Dr. Astrid N. Sambolín Morales is an Assistant Professor in Kent State Online’s 100% Online Master of Education degree in Cultural Foundations. She received her PhD in Educational Equity and Cultural Diversity from the University of Colorado Boulder and completed a postdoctoral fellowship at the University of Pennsylvania. Her research provides a more nuanced picture of the agency, resistance, and empowerment enacted by displaced Puerto Rican m(others) in the U.S., and her work was funded by several grants, including the University of Colorado Natural Hazards Center, the BUENO Center for Multicultural Education, the URBAN Research Network, and the NAEd Spencer Foundation.
Felesia McDonald, ’14 is an adjunct instructor in the iSchool, teaching courses in the 100% Online Master of Science in User Experience.
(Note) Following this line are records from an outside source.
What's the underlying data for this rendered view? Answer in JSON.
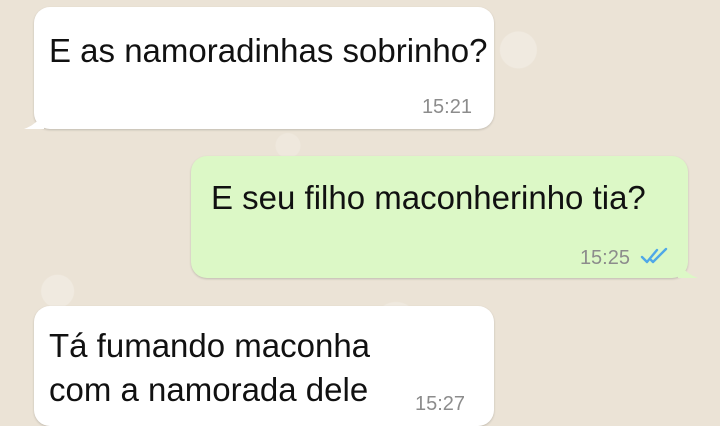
{
  "messages": [
    {
      "direction": "incoming",
      "lines": [
        "E as namoradinhas",
        "sobrinho?"
      ],
      "time": "15:21"
    },
    {
      "direction": "outgoing",
      "lines": [
        "E seu filho maconherinho",
        "tia?"
      ],
      "time": "15:25",
      "status_icon": "double-check-read-icon"
    },
    {
      "direction": "incoming",
      "lines": [
        "Tá fumando maconha",
        "com a namorada dele"
      ],
      "time": "15:27"
    }
  ],
  "colors": {
    "background": "#ebe3d6",
    "incoming_bubble": "#ffffff",
    "outgoing_bubble": "#dcf8c6",
    "read_check": "#4fa8e8",
    "timestamp": "#8c8c8c"
  }
}
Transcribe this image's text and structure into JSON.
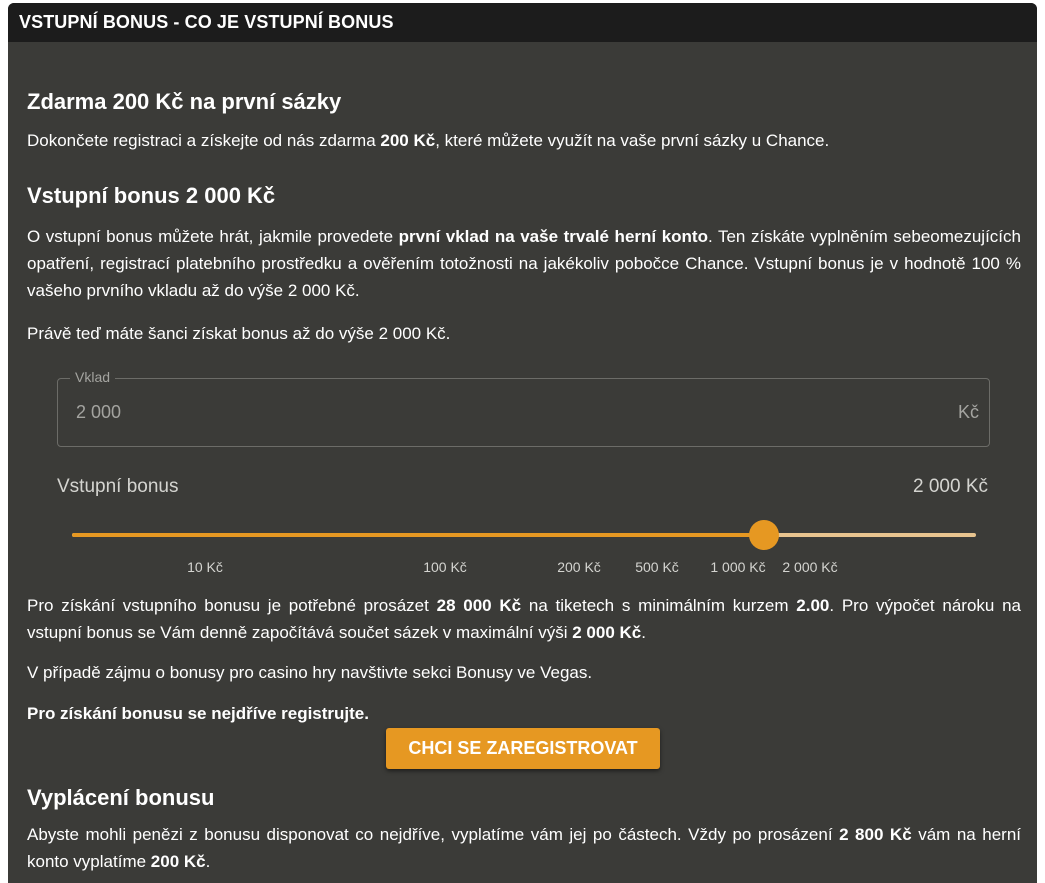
{
  "header": {
    "title": "VSTUPNÍ BONUS - CO JE VSTUPNÍ BONUS"
  },
  "section_free": {
    "heading": "Zdarma 200 Kč na první sázky",
    "text_before": "Dokončete registraci a získejte od nás zdarma ",
    "text_bold": "200 Kč",
    "text_after": ", které můžete využít na vaše první sázky u Chance."
  },
  "section_entry": {
    "heading": "Vstupní bonus 2 000 Kč",
    "text_before": "O vstupní bonus můžete hrát, jakmile provedete ",
    "text_bold": "první vklad na vaše trvalé herní konto",
    "text_after": ". Ten získáte vyplněním sebeomezujících opatření, registrací platebního prostředku a ověřením totožnosti na jakékoliv pobočce Chance. Vstupní bonus je v hodnotě 100 % vašeho prvního vkladu až do výše 2 000 Kč.",
    "chance_text": "Právě teď máte šanci získat bonus až do výše 2 000 Kč."
  },
  "calculator": {
    "deposit_label": "Vklad",
    "deposit_value": "2 000",
    "deposit_unit": "Kč",
    "bonus_label": "Vstupní bonus",
    "bonus_value": "2 000 Kč",
    "slider_level": 0.765,
    "ticks": [
      {
        "label": "10 Kč",
        "pos": 0.147
      },
      {
        "label": "100 Kč",
        "pos": 0.413
      },
      {
        "label": "200 Kč",
        "pos": 0.561
      },
      {
        "label": "500 Kč",
        "pos": 0.647
      },
      {
        "label": "1 000 Kč",
        "pos": 0.737
      },
      {
        "label": "2 000 Kč",
        "pos": 0.816
      }
    ]
  },
  "conditions": {
    "t1": "Pro získání vstupního bonusu je potřebné prosázet ",
    "b1": "28 000 Kč",
    "t2": " na tiketech s minimálním kurzem ",
    "b2": "2.00",
    "t3": ". Pro výpočet nároku na vstupní bonus se Vám denně započítává součet sázek v maximální výši ",
    "b3": "2 000 Kč",
    "t4": ".",
    "casino_text": "V případě zájmu o bonusy pro casino hry navštivte sekci Bonusy ve Vegas.",
    "register_note": "Pro získání bonusu se nejdříve registrujte.",
    "cta_label": "CHCI SE ZAREGISTROVAT"
  },
  "section_payout": {
    "heading": "Vyplácení bonusu",
    "t1": "Abyste mohli penězi z bonusu disponovat co nejdříve, vyplatíme vám jej po částech. Vždy po prosázení ",
    "b1": "2 800 Kč",
    "t2": " vám na herní konto vyplatíme ",
    "b2": "200 Kč",
    "t3": "."
  },
  "colors": {
    "panel_bg": "#3b3b38",
    "header_bg": "#1c1c1c",
    "accent": "#e69822",
    "accent_light": "#e8c48f"
  }
}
McDonald is also the Sr Manager UX Design at Optum, a branch of UnitedHealth Group.